Blog #11: Thoughts on The Liberalists

It’s been nearly three months since the start of The Liberalists, and during this time I’ve been following them rather closely, and at the moment would consider myself a Liberalist as well as a Libertarian. I wanted to lay out my overall thoughts on the movement, as well as compare it to other movements I’m familiar with, and where I see it going in the future.

The Liberalists:

Overall, I can see the Liberalists being an influential force in the near future. Unlike other ideological groups, they don’t seem too concerned about the minute details of their ideology (see the section ‘Liberalists vs Libertarians’ for details). Their principles are popular enough among the general public that their most difficult task is not to change minds, but to mobilize them. The first test of the Liberalists will be their efforts with the Dankula situation, and whether or not they can actually influence change to hate speech laws. This is a lofty goal for a young movement, so I don’t expect immediate success. But the moment the Liberalists have clearly influenced policy change (no matter how insignificant), they can claim more than most movements.

I’ve found that of all the ideological groups I’m part of, the Liberalists are the most enjoyable to be involved with. I’ve spoken to Liberalists before on my podcast (Episode 1 and Episode 4) and they were thoroughly enjoyable. Liberalists all seem to all have the perspective of ‘Hey, we probably disagree on quite a few things, but we can come together on these issues, and that’s great’ and that’s the mindset that members of an individualist group must have. Otherwise, factions will split until nobody can work together.

The Liberalists vs Libertarians:

I consider myself a Libertarian, and I’m very familiar with the libertarian community. An issue libertarians have yet to overcome is the ‘No True Libertarian‘ problem. Often, the debate ceases to be about ‘what’s the truth’ and instead becomes ‘what’s the libertarian stance on this’ (a question which had become a meme on Gary Johnson’s Dank Meme Stash due to being asked far too often). Libertarian infighting primarily consists of identifying who is ‘Not a Real Libertarian‘ and libertarians are struggling to learn from those that leave the movement. When ‘The Most Libertarian Position’ tends to be against participation in politics in any way, and when anyone short of ‘The Most Libertarian’ is a filthy statist, it’s easy to see why libertarianism has not taken over the world.

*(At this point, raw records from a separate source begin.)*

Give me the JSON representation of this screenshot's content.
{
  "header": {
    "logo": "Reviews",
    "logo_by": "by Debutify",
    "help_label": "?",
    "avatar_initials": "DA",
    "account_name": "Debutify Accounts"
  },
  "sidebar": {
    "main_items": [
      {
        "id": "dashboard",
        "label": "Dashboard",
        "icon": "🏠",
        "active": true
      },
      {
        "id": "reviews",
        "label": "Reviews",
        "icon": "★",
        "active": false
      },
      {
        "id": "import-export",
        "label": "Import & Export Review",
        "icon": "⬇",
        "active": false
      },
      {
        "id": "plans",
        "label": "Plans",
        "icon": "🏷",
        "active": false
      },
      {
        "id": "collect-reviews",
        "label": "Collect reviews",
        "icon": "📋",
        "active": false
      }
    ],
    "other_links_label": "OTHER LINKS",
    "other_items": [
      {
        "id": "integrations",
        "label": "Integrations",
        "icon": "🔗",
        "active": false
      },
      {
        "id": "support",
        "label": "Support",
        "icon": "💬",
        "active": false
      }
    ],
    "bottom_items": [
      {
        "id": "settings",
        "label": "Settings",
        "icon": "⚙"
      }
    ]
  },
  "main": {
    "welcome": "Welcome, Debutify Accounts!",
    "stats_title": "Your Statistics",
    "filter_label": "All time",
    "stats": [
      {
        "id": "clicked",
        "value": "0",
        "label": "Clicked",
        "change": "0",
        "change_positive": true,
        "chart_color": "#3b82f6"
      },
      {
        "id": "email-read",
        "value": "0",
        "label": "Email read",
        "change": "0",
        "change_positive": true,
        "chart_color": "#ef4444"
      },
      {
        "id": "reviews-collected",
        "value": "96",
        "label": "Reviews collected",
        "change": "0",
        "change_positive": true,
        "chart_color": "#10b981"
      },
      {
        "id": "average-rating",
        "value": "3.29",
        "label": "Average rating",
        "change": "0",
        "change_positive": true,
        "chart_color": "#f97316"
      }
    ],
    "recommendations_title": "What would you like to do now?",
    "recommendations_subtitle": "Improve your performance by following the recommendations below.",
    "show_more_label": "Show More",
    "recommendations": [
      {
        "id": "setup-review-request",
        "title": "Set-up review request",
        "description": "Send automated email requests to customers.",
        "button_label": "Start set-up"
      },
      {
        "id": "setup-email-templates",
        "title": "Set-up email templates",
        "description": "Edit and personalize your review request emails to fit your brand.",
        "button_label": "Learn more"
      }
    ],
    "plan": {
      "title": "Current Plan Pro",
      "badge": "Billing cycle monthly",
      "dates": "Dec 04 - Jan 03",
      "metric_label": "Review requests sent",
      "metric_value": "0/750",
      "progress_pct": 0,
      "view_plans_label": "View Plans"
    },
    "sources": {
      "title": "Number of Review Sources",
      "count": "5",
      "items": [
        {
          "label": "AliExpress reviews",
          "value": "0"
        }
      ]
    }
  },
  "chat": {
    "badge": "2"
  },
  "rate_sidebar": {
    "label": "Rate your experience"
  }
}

The Liberalists vs The Alt-Right:

When the Liberalist movement began, members of the alt-right seemed especially interested in opposing it (or trolling it) at all costs, it made me rethink my view of the alt-right in general (which tends to be difficult because the term ‘alt-right’ seems to be a grouping of many small ideological factions rather than a whole movement). When I look to the Liberalists, I see people from the center-left to center-right focused on putting their efforts towards change. The Liberalists have fun with what they’re doing, but are serious about changing things when they need be. The alt-right appears to be primarily focused with just memeing and complaining about Jews. There doesn’t seem to be a moment of ‘Okay, let’s actually do some activism without looking stupid’. If the alt-right were genuinely serious about change, they would let the Liberalists fight their common enemy.

Will Liberalists Become My Opposition?:

The primary reason I choose not to get behind certain libertarian organizations is because they campaign for certain things (like open borders) that I’m strongly against. Obviously I can’t expect to agree with an organization on everything, but some libertarian groups have shifted resources towards efforts I strongly oppose and against those efforts that I agree with them on. Libertarian organizations like the Mises Institute will always be in my favor, because they maintain their goal of economic research regardless of where the political winds are blowing, and they have no desire to sell out to gain favor with establishment figures.

I’m sure I disagree with many Liberalists on many things. What reassures me is the efforts that organizers have taken to get an understanding of the group’s political positions, as well as the results of these surveys. At the moment, it seems that Liberalists hold a wide range of beliefs on topics that are not detailed in their principles (like Universal Basic Income) and it would not be beneficial (at least for the moment) to take stances on these other issues. There’s already enough of an uphill struggle for the Liberalists with their current battles. I imagine that if I ever find myself opposing the Liberalists, I’ll consider it a good thing, because it’ll mean that the most important issues have been won.

This blog post is also on Medium, Minds, and Steemit.